Set down the entries once more, exactly as they are written.

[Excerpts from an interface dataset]
* * *

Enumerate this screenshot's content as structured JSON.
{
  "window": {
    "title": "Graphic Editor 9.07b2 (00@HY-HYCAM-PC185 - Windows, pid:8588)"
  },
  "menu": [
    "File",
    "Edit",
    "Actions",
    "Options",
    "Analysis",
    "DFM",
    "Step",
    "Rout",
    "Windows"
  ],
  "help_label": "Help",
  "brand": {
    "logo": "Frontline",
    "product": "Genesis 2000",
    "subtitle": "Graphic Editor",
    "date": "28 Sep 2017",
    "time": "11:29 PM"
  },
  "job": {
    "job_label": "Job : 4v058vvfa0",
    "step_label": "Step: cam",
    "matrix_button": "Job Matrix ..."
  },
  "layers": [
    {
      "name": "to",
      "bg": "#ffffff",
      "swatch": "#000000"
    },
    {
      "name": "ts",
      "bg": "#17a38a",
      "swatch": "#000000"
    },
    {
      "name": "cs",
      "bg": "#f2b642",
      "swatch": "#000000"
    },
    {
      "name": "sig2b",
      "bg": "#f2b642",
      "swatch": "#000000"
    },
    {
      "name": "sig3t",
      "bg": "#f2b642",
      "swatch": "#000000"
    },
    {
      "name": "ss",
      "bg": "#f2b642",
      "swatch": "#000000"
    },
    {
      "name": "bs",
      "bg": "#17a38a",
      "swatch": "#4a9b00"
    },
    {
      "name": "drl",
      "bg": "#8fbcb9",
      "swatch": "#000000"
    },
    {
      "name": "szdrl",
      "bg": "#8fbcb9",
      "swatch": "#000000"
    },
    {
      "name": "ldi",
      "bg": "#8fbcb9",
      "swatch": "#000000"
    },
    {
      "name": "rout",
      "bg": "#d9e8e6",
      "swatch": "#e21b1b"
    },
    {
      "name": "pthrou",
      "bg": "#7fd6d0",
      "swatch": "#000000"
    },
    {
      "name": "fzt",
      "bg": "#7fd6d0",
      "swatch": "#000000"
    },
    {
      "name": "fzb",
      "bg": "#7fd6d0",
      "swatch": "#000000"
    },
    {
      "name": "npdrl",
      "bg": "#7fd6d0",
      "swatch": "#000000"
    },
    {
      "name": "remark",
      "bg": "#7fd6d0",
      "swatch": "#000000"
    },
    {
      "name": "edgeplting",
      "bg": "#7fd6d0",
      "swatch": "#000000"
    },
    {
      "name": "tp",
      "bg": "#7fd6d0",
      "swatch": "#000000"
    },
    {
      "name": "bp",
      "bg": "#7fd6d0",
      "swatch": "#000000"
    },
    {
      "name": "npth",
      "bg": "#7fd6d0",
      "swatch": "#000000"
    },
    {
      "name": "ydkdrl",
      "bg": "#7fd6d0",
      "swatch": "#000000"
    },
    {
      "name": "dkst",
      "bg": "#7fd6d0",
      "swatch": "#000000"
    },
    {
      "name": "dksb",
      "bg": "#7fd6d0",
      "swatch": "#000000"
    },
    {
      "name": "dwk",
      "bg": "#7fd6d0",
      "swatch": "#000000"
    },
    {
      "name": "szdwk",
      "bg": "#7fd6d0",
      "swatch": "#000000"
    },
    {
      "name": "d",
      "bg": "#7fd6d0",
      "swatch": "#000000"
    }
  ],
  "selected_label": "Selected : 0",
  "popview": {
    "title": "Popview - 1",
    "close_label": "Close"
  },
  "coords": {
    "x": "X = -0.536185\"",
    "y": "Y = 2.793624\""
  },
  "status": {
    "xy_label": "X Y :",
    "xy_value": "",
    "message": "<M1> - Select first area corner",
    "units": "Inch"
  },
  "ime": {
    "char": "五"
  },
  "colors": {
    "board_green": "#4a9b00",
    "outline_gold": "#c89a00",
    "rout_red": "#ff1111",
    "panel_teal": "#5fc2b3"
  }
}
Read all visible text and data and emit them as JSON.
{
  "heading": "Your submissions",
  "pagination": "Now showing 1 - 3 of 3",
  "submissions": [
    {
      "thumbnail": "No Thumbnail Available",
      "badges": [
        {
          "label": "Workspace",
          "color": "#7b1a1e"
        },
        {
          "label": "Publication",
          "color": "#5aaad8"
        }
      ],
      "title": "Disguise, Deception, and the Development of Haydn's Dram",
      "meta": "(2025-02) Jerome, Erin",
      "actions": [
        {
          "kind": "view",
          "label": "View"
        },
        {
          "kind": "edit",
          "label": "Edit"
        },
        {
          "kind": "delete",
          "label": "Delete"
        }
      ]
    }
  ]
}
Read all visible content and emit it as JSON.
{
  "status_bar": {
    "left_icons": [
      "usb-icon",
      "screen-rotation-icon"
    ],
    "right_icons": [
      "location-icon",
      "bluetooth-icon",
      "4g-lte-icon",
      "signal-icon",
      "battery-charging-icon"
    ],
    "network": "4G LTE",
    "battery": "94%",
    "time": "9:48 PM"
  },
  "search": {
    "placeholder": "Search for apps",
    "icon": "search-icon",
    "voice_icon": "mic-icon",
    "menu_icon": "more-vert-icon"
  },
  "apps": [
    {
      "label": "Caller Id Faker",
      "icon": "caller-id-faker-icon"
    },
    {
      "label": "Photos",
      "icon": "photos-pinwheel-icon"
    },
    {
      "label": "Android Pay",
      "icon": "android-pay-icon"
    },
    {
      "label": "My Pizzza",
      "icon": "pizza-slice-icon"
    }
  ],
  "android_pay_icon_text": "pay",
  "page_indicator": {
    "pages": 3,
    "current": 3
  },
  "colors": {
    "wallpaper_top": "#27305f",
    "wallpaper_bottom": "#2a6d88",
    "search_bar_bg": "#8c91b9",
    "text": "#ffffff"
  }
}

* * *

TASK ANSWER →
Enumerate this screenshot's content as structured JSON.
{
  "window": {
    "title": "Graphic Editor 9.07b2 (00@HY-HYCAM-PC185 - Windows, pid:8588)"
  },
  "menu": [
    "File",
    "Edit",
    "Actions",
    "Options",
    "Analysis",
    "DFM",
    "Step",
    "Rout",
    "Windows"
  ],
  "help_label": "Help",
  "brand": {
    "logo": "Frontline",
    "product": "Genesis 2000",
    "subtitle": "Graphic Editor",
    "date": "28 Sep 2017",
    "time": "11:29 PM"
  },
  "job": {
    "job_label": "Job : 4v058vvfa0",
    "step_label": "Step: cam",
    "matrix_button": "Job Matrix ..."
  },
  "layers": [
    {
      "name": "to",
      "bg": "#ffffff",
      "swatch": "#000000"
    },
    {
      "name": "ts",
      "bg": "#17a38a",
      "swatch": "#000000"
    },
    {
      "name": "cs",
      "bg": "#f2b642",
      "swatch": "#000000"
    },
    {
      "name": "sig2b",
      "bg": "#f2b642",
      "swatch": "#000000"
    },
    {
      "name": "sig3t",
      "bg": "#f2b642",
      "swatch": "#000000"
    },
    {
      "name": "ss",
      "bg": "#f2b642",
      "swatch": "#000000"
    },
    {
      "name": "bs",
      "bg": "#17a38a",
      "swatch": "#4a9b00"
    },
    {
      "name": "drl",
      "bg": "#8fbcb9",
      "swatch": "#000000"
    },
    {
      "name": "szdrl",
      "bg": "#8fbcb9",
      "swatch": "#000000"
    },
    {
      "name": "ldi",
      "bg": "#8fbcb9",
      "swatch": "#000000"
    },
    {
      "name": "rout",
      "bg": "#d9e8e6",
      "swatch": "#e21b1b"
    },
    {
      "name": "pthrou",
      "bg": "#7fd6d0",
      "swatch": "#000000"
    },
    {
      "name": "fzt",
      "bg": "#7fd6d0",
      "swatch": "#000000"
    },
    {
      "name": "fzb",
      "bg": "#7fd6d0",
      "swatch": "#000000"
    },
    {
      "name": "npdrl",
      "bg": "#7fd6d0",
      "swatch": "#000000"
    },
    {
      "name": "remark",
      "bg": "#7fd6d0",
      "swatch": "#000000"
    },
    {
      "name": "edgeplting",
      "bg": "#7fd6d0",
      "swatch": "#000000"
    },
    {
      "name": "tp",
      "bg": "#7fd6d0",
      "swatch": "#000000"
    },
    {
      "name": "bp",
      "bg": "#7fd6d0",
      "swatch": "#000000"
    },
    {
      "name": "npth",
      "bg": "#7fd6d0",
      "swatch": "#000000"
    },
    {
      "name": "ydkdrl",
      "bg": "#7fd6d0",
      "swatch": "#000000"
    },
    {
      "name": "dkst",
      "bg": "#7fd6d0",
      "swatch": "#000000"
    },
    {
      "name": "dksb",
      "bg": "#7fd6d0",
      "swatch": "#000000"
    },
    {
      "name": "dwk",
      "bg": "#7fd6d0",
      "swatch": "#000000"
    },
    {
      "name": "szdwk",
      "bg": "#7fd6d0",
      "swatch": "#000000"
    },
    {
      "name": "d",
      "bg": "#7fd6d0",
      "swatch": "#000000"
    }
  ],
  "selected_label": "Selected : 0",
  "popview": {
    "title": "Popview - 1",
    "close_label": "Close"
  },
  "coords": {
    "x": "X = -0.536185\"",
    "y": "Y = 2.793624\""
  },
  "status": {
    "xy_label": "X Y :",
    "xy_value": "",
    "message": "<M1> - Select first area corner",
    "units": "Inch"
  },
  "ime": {
    "char": "五"
  },
  "colors": {
    "board_green": "#4a9b00",
    "outline_gold": "#c89a00",
    "rout_red": "#ff1111",
    "panel_teal": "#5fc2b3"
  }
}
Read all visible text and data and emit them as JSON.
{
  "heading": "Your submissions",
  "pagination": "Now showing 1 - 3 of 3",
  "submissions": [
    {
      "thumbnail": "No Thumbnail Available",
      "badges": [
        {
          "label": "Workspace",
          "color": "#7b1a1e"
        },
        {
          "label": "Publication",
          "color": "#5aaad8"
        }
      ],
      "title": "Disguise, Deception, and the Development of Haydn's Dram",
      "meta": "(2025-02) Jerome, Erin",
      "actions": [
        {
          "kind": "view",
          "label": "View"
        },
        {
          "kind": "edit",
          "label": "Edit"
        },
        {
          "kind": "delete",
          "label": "Delete"
        }
      ]
    }
  ]
}
Read all visible content and emit it as JSON.
{
  "status_bar": {
    "left_icons": [
      "usb-icon",
      "screen-rotation-icon"
    ],
    "right_icons": [
      "location-icon",
      "bluetooth-icon",
      "4g-lte-icon",
      "signal-icon",
      "battery-charging-icon"
    ],
    "network": "4G LTE",
    "battery": "94%",
    "time": "9:48 PM"
  },
  "search": {
    "placeholder": "Search for apps",
    "icon": "search-icon",
    "voice_icon": "mic-icon",
    "menu_icon": "more-vert-icon"
  },
  "apps": [
    {
      "label": "Caller Id Faker",
      "icon": "caller-id-faker-icon"
    },
    {
      "label": "Photos",
      "icon": "photos-pinwheel-icon"
    },
    {
      "label": "Android Pay",
      "icon": "android-pay-icon"
    },
    {
      "label": "My Pizzza",
      "icon": "pizza-slice-icon"
    }
  ],
  "android_pay_icon_text": "pay",
  "page_indicator": {
    "pages": 3,
    "current": 3
  },
  "colors": {
    "wallpaper_top": "#27305f",
    "wallpaper_bottom": "#2a6d88",
    "search_bar_bg": "#8c91b9",
    "text": "#ffffff"
  }
}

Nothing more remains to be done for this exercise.